The tax system in the United States is a pay-as-you-go system. In other words, taxes must be paid as income is received throughout the year. Two of the most common ways to pay taxes are:
For employees who receive W2 income, tax payments are generally taken care of in the form of paycheck withholding. However, with life changes, side hustle income, large bonus payouts, or equity compensation, adjustments to withholding might be necessary from time to time.
For self-employed professionals or those who receive income as a 1099 independent contractor, estimated taxes payments are a method to pay taxes throughout the year. However, it’s up to the taxpayer to calculate and pay their tax. Therefore, understanding how to calculate these taxes is essential to maximize your money!
In this simplified step-by-step calculation, you’ll learn how to calculate estimated tax payments easily. Remember, you’ll need to adjust the numbers to fit your specific situation, but this will give you the tools necessary to calculate estimated tax payments.
Meet Josh. Josh is an entrepreneur and owner of a single-member LLC. He is a single tax filer and expects to net about $125,000 in earnings from his business. Remember, net earnings are after all business-related expenses.
While we project his net income to be $125,000, we know this might change, so this serves as a starting point. To project income, use your previous earnings to generate a forward-looking expected income number. If you’re starting and don’t have earnings, make your best estimate and start there.
In addition to income, Josh makes an annual $6,000 traditional IRA contribution. IRA contributions are considered an above-the-line deduction (tax lingo) and reduce his adjusted gross income.
Further reducing his taxable income is 1/2 of the self-employment tax, a deduction for self-employed folks. We calculate the self-employment tax in the next step, which will make more sense.
We now have Joshes estimated adjusted gross income for the year. The last thing we need to do is subtract the standard deduction (or itemized deduction estimate). Since Josh is a single tax filer for 2022, he gets to use the standard deduction of $12,950.

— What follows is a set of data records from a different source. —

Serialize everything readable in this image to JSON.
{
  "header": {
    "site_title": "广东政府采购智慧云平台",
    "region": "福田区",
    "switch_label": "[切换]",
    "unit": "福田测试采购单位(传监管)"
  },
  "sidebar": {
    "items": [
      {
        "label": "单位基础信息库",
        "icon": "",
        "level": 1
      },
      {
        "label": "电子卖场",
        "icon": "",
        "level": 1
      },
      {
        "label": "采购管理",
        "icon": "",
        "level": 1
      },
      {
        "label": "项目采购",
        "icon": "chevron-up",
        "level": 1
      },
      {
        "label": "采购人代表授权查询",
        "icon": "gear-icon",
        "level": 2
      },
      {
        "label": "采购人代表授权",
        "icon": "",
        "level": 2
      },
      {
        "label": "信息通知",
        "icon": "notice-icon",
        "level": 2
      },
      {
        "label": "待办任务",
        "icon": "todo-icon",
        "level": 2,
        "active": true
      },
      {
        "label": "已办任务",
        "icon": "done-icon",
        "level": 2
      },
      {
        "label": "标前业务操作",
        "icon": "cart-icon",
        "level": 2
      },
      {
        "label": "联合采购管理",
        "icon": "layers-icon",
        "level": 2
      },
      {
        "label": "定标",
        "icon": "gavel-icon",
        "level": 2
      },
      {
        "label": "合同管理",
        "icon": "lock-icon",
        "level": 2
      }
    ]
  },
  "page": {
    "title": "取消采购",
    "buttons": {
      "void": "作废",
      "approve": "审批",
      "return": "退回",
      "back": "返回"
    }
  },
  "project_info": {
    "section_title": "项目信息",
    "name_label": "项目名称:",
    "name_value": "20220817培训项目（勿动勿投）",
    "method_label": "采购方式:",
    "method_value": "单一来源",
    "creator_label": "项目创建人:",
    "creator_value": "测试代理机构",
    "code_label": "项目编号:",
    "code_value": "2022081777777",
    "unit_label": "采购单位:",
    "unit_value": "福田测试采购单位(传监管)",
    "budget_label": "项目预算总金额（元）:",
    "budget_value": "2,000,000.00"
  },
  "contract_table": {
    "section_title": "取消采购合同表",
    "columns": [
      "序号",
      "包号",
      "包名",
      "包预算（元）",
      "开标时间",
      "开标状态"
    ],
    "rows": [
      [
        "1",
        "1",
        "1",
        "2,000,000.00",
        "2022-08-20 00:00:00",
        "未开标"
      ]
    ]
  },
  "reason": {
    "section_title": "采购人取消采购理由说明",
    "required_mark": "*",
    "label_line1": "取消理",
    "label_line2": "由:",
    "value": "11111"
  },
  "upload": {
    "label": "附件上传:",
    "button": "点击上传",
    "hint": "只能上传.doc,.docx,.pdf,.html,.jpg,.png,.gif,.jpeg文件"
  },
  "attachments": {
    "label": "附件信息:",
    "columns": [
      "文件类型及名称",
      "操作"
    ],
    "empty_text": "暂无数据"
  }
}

Josh’s taxable income projection for 2022 is $97,219.
Self-employment taxes catch many entrepreneurs off guard. This tax consists of social security and medicare tax. The difference between being an employee and being self-employed is that as an employee, you split social security and medicare tax with your employer. When you’re self-employed, you pay both parts because you’re considered the employee and employer.
To calculate self-employment tax, we take Josh’s estimated net income of $125,000 and multiply it by 92.35%. Only 92.35% of net income is subject to self-employment tax to adjust for being self-employed. So only $115,438 is subject to self-employment tax.
Multiply this self-employment taxable income by the self-employment tax rate of 15.3%, and we get a tax of $17,662 (half of this is the deduction referred to in step 1 to calculate estimated taxable income).
A note on self-employment tax:
As we calculated in step 1, Josh’s taxable income is $97,219. This amount gets pushed through the tax brackets to determine the federal tax liability. If you don’t have tax software or a professional, you can estimate this on your own by referencing a tax bracket and rate breakdown.
Josh has income in the 10%, 12%, 22%, and 24% federal tax brackets, which break down like this:
Josh is in the 24% marginal tax bracket, but his income goes through each bracket to determine the tax liability. His estimated income tax is $15,213 (tax due through the 22% bracket) + $1,955 (tax due for income in the 24% bracket).
Josh’s estimated income tax is $17,167.
We now have everything calculated to the best of our estimates. Josh is expected to have a self-employment tax of $17,662 (from step 2) and a federal income tax of $17,167 (from step 3). Both taxes are part of the estimated tax calculation of $34,829. Divide this by four to get the quarterly tax estimates of $8,707!
As Josh’s income is on target with our projection, he can make these estimated payments by the quarterly due dates to avoid under/overpaying tax or paying penalties. Remember, these are estimated taxes, not “exact” taxes. If Josh’s income is much higher or lower than expected, we will re-calculate the projection and adjust estimated taxes.
To recap, here is a breakdown of the steps to calculate estimated quarterly tax payments:
We can’t discuss estimated tax payments without letting you know when they are due! So here are the due dates for federal tax payments:
Estimated tax payments don’t have to be confusing. However, even though they are estimates, the more accurately you can project income and calculate estimated tax payments, the less likely you’ll have an unwanted tax bill or penalty.